A website from the Massachusetts Historical Society; founded 1791.

A Brief History of the French and Indian War

For centuries England and France, two European neighbors divided only by the English Channel, were enemies. The struggle began as early as 1066 with the Norman conquest, when French forces subjugated the Anglo-Saxon population, and did not end until Napoleon's defeat at Waterloo in 1815. In the 17th and 18th centuries this conflict extended overseas as both nations carved empires from newly discovered lands. Nowhere was this competition more intense than in North America, where both French and English settlers had arrived in the early 17th century. For nearly one hundred years these rival states, each allied with different native North American nations, fought to extend their colonial borders at each other's expense. In four wars, each known by different names in Europe and America, the two superpowers fought for dominations; the last of these, the French and Indian War (or Seven Years War in Europe), persisted from 1754 to 1763. While the first three wars had ended in relative stalemates, the last proved decisive: France surrendered Canada to England. The victory vastly enlarged the British empire and paved the way for the American Revolution.
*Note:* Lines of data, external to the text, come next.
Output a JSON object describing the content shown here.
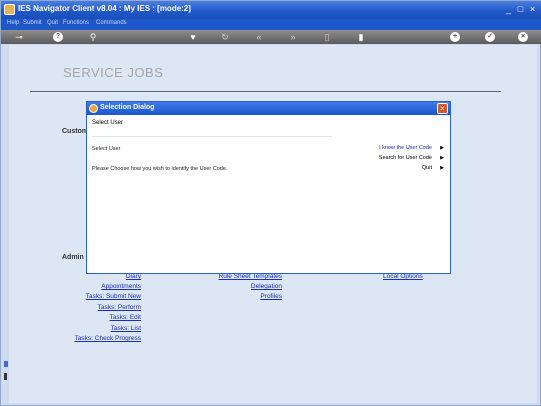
{
  "window": {
    "title": "IES Navigator Client v8.04 : My IES :       [mode:2]",
    "controls": [
      "_",
      "□",
      "×"
    ]
  },
  "menubar": [
    "Help",
    "Submit",
    "Quit",
    "Functions",
    "Commands"
  ],
  "page": {
    "title": "SERVICE JOBS",
    "section_customer": "Custom",
    "section_admin": "Admin"
  },
  "links": {
    "col1": [
      "Diary",
      "Appointments",
      "Tasks: Submit New",
      "Tasks: Perform",
      "Tasks: Edit",
      "Tasks: List",
      "Tasks: Check Progress"
    ],
    "col2": [
      "Rule Sheet Templates",
      "Delegation",
      "Profiles"
    ],
    "col3": [
      "Local Options"
    ]
  },
  "dialog": {
    "title": "Selection Dialog",
    "heading": "Select User",
    "label": "Select User",
    "instruction": "Please Choose how you wish to identify the User Code.",
    "options": [
      "I know the User Code",
      "Search for User Code",
      "Quit"
    ],
    "selected_index": 0
  },
  "colors": {
    "accent": "#1f57c8",
    "link": "#1a2fb8",
    "workarea": "#dce6f4"
  }
}
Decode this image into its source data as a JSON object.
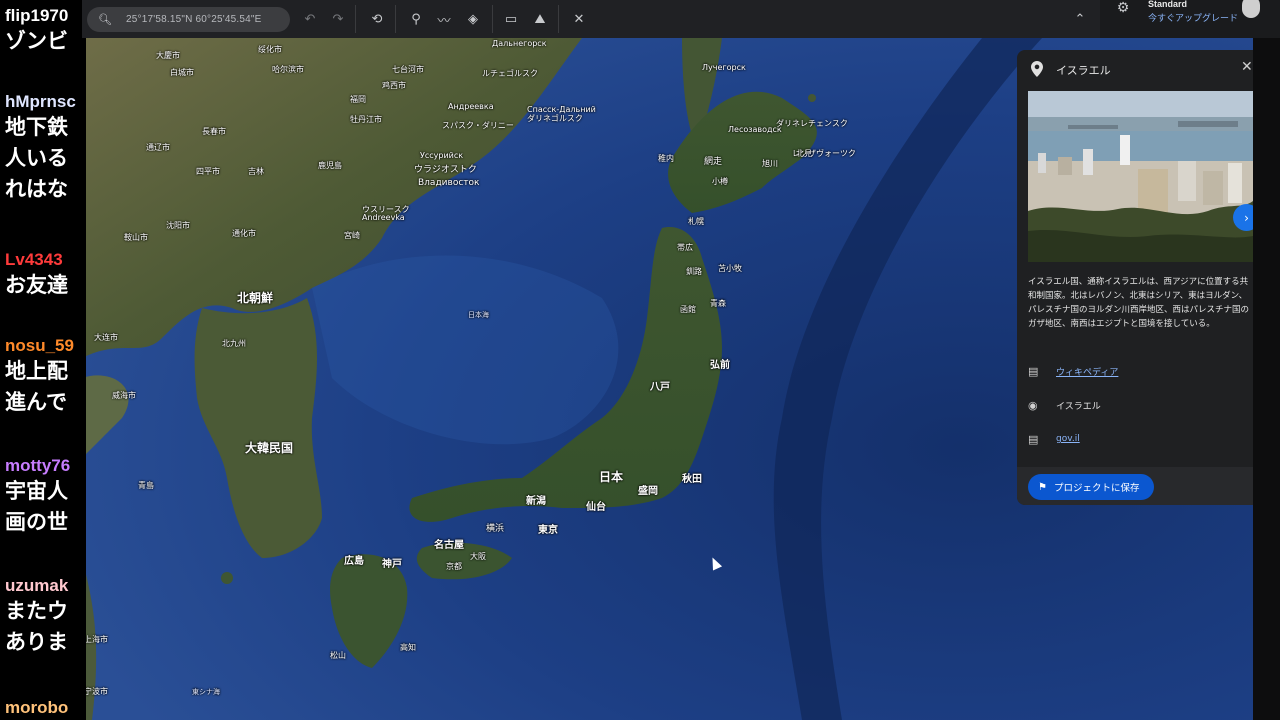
{
  "toolbar": {
    "search_value": "25°17'58.15\"N 60°25'45.54\"E",
    "buttons": [
      {
        "name": "undo-button",
        "icon": "undo-icon",
        "glyph": "↶"
      },
      {
        "name": "redo-button",
        "icon": "redo-icon",
        "glyph": "↷"
      },
      {
        "name": "history-button",
        "icon": "history-icon",
        "glyph": "⟲"
      },
      {
        "name": "add-placemark-button",
        "icon": "placemark-icon",
        "glyph": "⚲"
      },
      {
        "name": "add-path-button",
        "icon": "path-icon",
        "glyph": "〰"
      },
      {
        "name": "layers-button",
        "icon": "layers-icon",
        "glyph": "◈"
      },
      {
        "name": "measure-button",
        "icon": "ruler-icon",
        "glyph": "▭"
      },
      {
        "name": "elevation-button",
        "icon": "terrain-icon",
        "glyph": "⛰"
      },
      {
        "name": "tools-button",
        "icon": "satellite-icon",
        "glyph": "✕"
      }
    ],
    "collapse_icon": "chevron-up-icon"
  },
  "account": {
    "plan": "Standard",
    "upgrade": "今すぐアップグレード",
    "settings_icon": "gear-icon"
  },
  "chat": [
    {
      "user": "flip1970",
      "color": "#ffffff",
      "lines": [
        "ゾンビ"
      ]
    },
    {
      "user": "hMprnsc",
      "color": "#dfe6ff",
      "lines": [
        "地下鉄",
        "人いる",
        "れはな"
      ]
    },
    {
      "user": "Lv4343",
      "color": "#ff3b3b",
      "lines": [
        "お友達"
      ]
    },
    {
      "user": "nosu_59",
      "color": "#ff8a2a",
      "lines": [
        "地上配",
        "進んで"
      ]
    },
    {
      "user": "motty76",
      "color": "#c77dff",
      "lines": [
        "宇宙人",
        "画の世"
      ]
    },
    {
      "user": "uzumak",
      "color": "#ffc8cf",
      "lines": [
        "またウ",
        "ありま"
      ]
    },
    {
      "user": "morobo",
      "color": "#ffc27a",
      "lines": []
    }
  ],
  "map_labels": {
    "countries": [
      "北朝鮮",
      "大韓民国",
      "日本"
    ],
    "cities": [
      "大慶市",
      "绥化市",
      "白城市",
      "哈尔滨市",
      "七台河市",
      "鸡西市",
      "長春市",
      "通辽市",
      "四平市",
      "吉林",
      "牡丹江市",
      "沈阳市",
      "鞍山市",
      "通化市",
      "大连市",
      "威海市",
      "青島",
      "上海市",
      "宁波市",
      "東シナ海",
      "日本海",
      "ウラジオストク",
      "Владивосток",
      "Уссурийск",
      "ウスリースク",
      "Andreevka",
      "Андреевка",
      "スパスク・ダリニー",
      "Спасск-Дальний",
      "ダリネゴルスク",
      "Дальнегорск",
      "ルチェゴルスク",
      "Лучегорск",
      "レソザヴォーツク",
      "Лесозаводск",
      "ダリネレチェンスク",
      "稚内",
      "網走",
      "旭川",
      "北見",
      "小樽",
      "札幌",
      "帯広",
      "釧路",
      "苫小牧",
      "函館",
      "青森",
      "弘前",
      "八戸",
      "秋田",
      "盛岡",
      "仙台",
      "新潟",
      "東京",
      "横浜",
      "名古屋",
      "京都",
      "大阪",
      "神戸",
      "広島",
      "松山",
      "高知",
      "北九州",
      "福岡",
      "鹿児島",
      "宮崎",
      "平壌",
      "牡丹江市",
      "延吉市",
      "清津"
    ]
  },
  "panel": {
    "title": "イスラエル",
    "description": "イスラエル国、通称イスラエルは、西アジアに位置する共和制国家。北はレバノン、北東はシリア、東はヨルダン、パレスチナ国のヨルダン川西岸地区、西はパレスチナ国のガザ地区、南西はエジプトと国境を接している。",
    "links": [
      {
        "label": "ウィキペディア",
        "icon": "web-icon",
        "link": true
      },
      {
        "label": "イスラエル",
        "icon": "location-pin-icon",
        "link": false
      },
      {
        "label": "gov.il",
        "icon": "web-icon",
        "link": true
      }
    ],
    "save_label": "プロジェクトに保存",
    "save_icon": "bookmark-icon",
    "close_icon": "close-icon",
    "next_icon": "chevron-right-icon"
  }
}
In all of these wars only a very few of the military and naval leaders who planned the movements of armies and fleets had ever been to North America. For their knowledge of this distant land they depended on reports from their subordinates and lines drawn on maps. Late in 1754, for example, the Duke of Newcastle asked his cabinet for ideas about how to defend Novia Scotia from a French attack. Advised to reinforce the garrison at Annapolis Royal, Newcastle nodded his head, but then whispered, "Annapolis, Annapolis. Where is Annapolis?" Only a map could tell him.